Marabin Mainthan Muthiah writes of the rich life and work of Sage Agastya, who enriched a range of disciplines including martial arts, Siddha medicine, Tamil grammar and mysticism.
Calendar art has come to play a big role in preserving and propagating our spirituality and heritage. Thanks to it, you can walk into any remote place in the country and people living there easily identify gods of the Hindu pantheon. Curiously, though, Indian gods and goddesses lived action-packed lives; our yogis, saints and seers are always pictured merely sitting in a cave or under a tree – a complete antithesis to the rich lives the former led. Agastya is one such example.
Siddha tradition pioneer
Agastya was one of the great saptarishis, among the seven direct disciples of Shiva, and believed to be from south India. Having spent years making himself worthy of Shiva’s personal tutelage, and having received his grace and instruction for several more years, Agastya returned to South India on Shiva’s instructions, to carry spiritual knowledge to those parts. Agastya was very short in height, but led a long and eventful life. Some accounts say he lived for 4,800 years, while others say 400 years. Either way, he lived a long, fulfilled life and accomplished a great deal.
Agastya is a great exponent of the Tamil language and is considered a lodestar of Tamil grammar. He is regarded as the father of south Indian mysticism and related fields which deeply explore both spirit and matter. He was far ahead of his time in his approach and views.
Take for instance, the Siddha tradition that was widely prevalent in Tamil Nadu. While Ayurveda is positioned as a system of holistic wellbeing per se, Siddha is primarily a school of mysticism, of which health and wellbeing are by-products. However today it tends to be seen as only a healing system backed by academic learning though there are deeper dimensions to it.
According to siddhars, each individual can and must experience Shiva within himself and all wellbeing flows from this experience. So the emphasis is not on rituals, or scriptures but meditation and experience. So, the siddhars gain mastery over the usage of herbs and minerals not from learning, but out of their inner experience.
Their understanding of the panchabhutas or five elements and the legendary alchemical prowess, unsurpassed even by other Indian equivalents like rasa vaidya, is only an offshoot of this experience.
Siddhars believe that through mastering the usage of herbs you can shape your own destiny irrespective of caste, creed, illnesses or physical and mental disabilities inherited by birth.
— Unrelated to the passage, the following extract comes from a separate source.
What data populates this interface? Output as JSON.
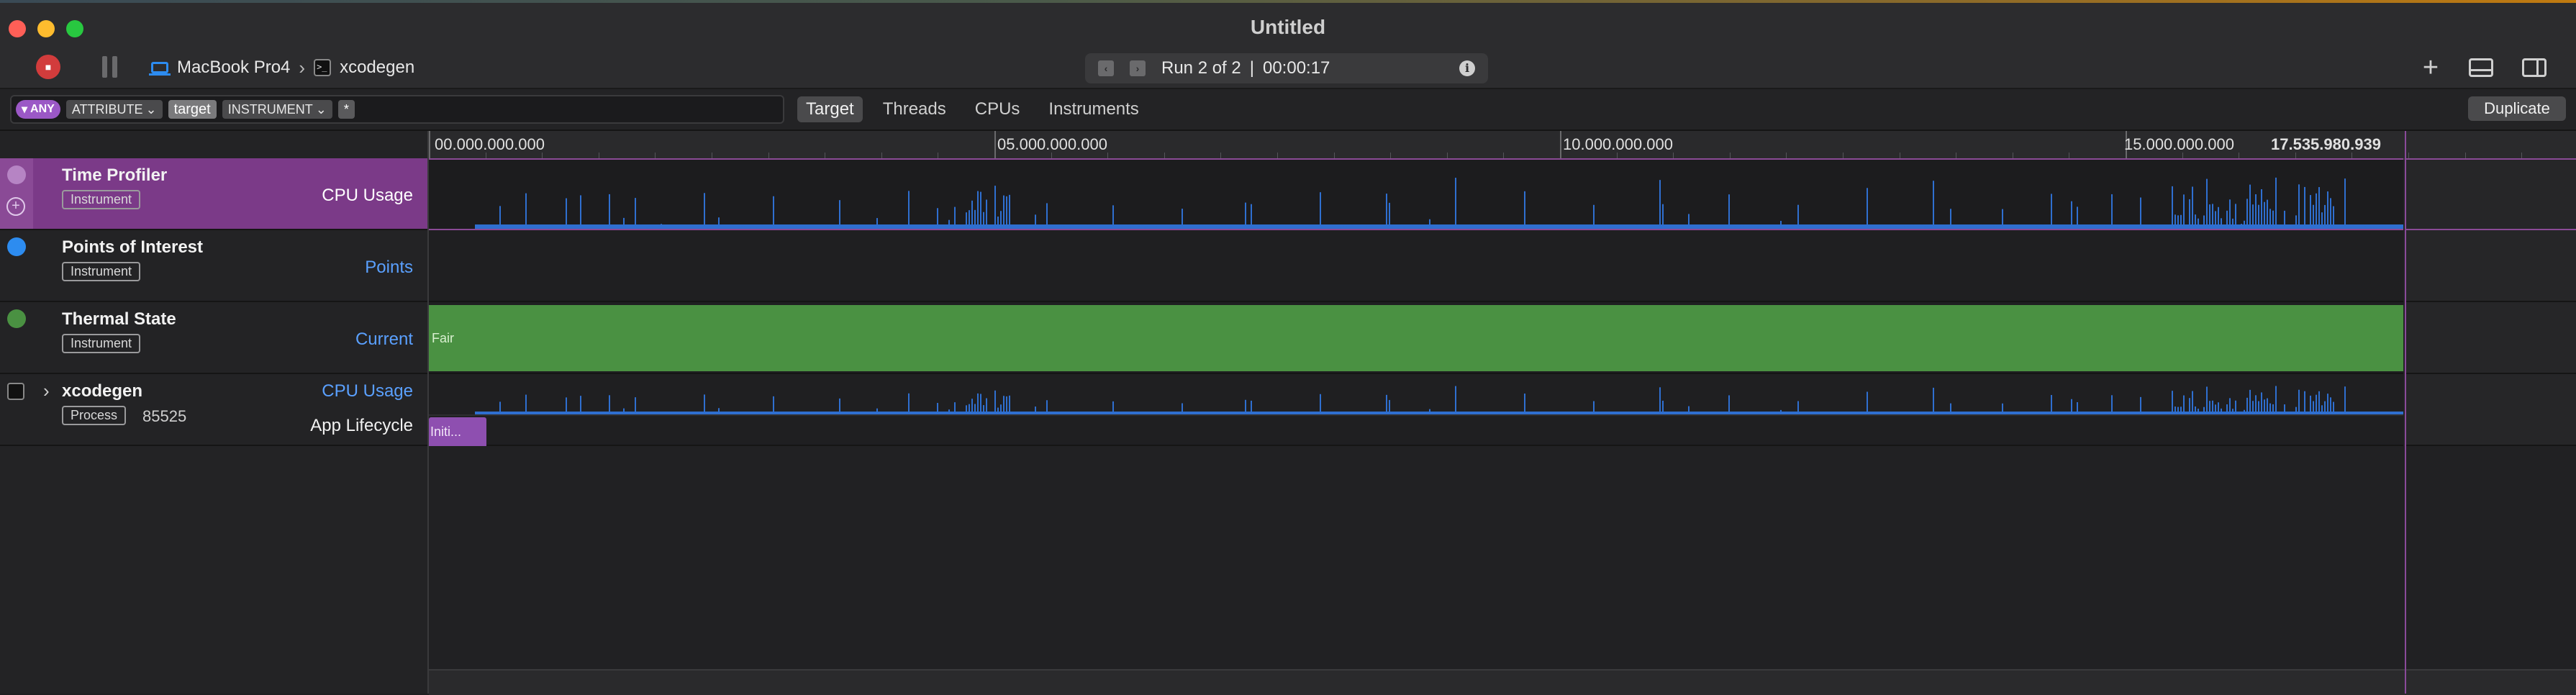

Agastya’s usage of Tamil language produced some of the finest Tamil poetry of all times, and following in his footsteps, many siddhars chose effusive verses to express even the mundane.
Hence, you will find many instances where even descriptions of herbs and minerals present on a particular hill or mountain and the instructions on their usage, are sung in exquisite verse.
Martial art exponent
Agastya was the foremost exponent of the martial art Kalaripayattu, still practised in Kerala and Tamil Nadu. Kalari is taught as a complete science with instruction on human anatomy, physiology including chikitsa or medicine specialising in handling injuries.
It teaches both prayogam or disabling an opponent, and upasamanam or the release and revival of the person disabled through prayogam. Kalari techniques are so subtle and spiritual that masters have found the practice, a good preparation of body and mind to experience higher states of consciousness. Agastya’s contribution to Kalari is so valued, that students of Kalari in Kerala, study the Tamil language to access the original Tamil treatise written by him.
Telepathy & teleportation
The sage is also credited with having created a whole system of health and wellbeing based solely on the usage of mantras and through occult practices. Siddhars, it seems, were adept in telepathy, teleportation and transmigration. They always travelled to a major temple to attain samadhi. Many temples in Tamil Nadu are alive and vibrant even today perhaps because of these energies.
Was Agastya passive and inert? Doesn’t seem so, considering how action-packed his life was. Even if we were to discount much of what we know today of Agastya as distorted or exaggerated; it is still grossly unjust to stereotype such yogis, saints and seers as mostly passive and inert.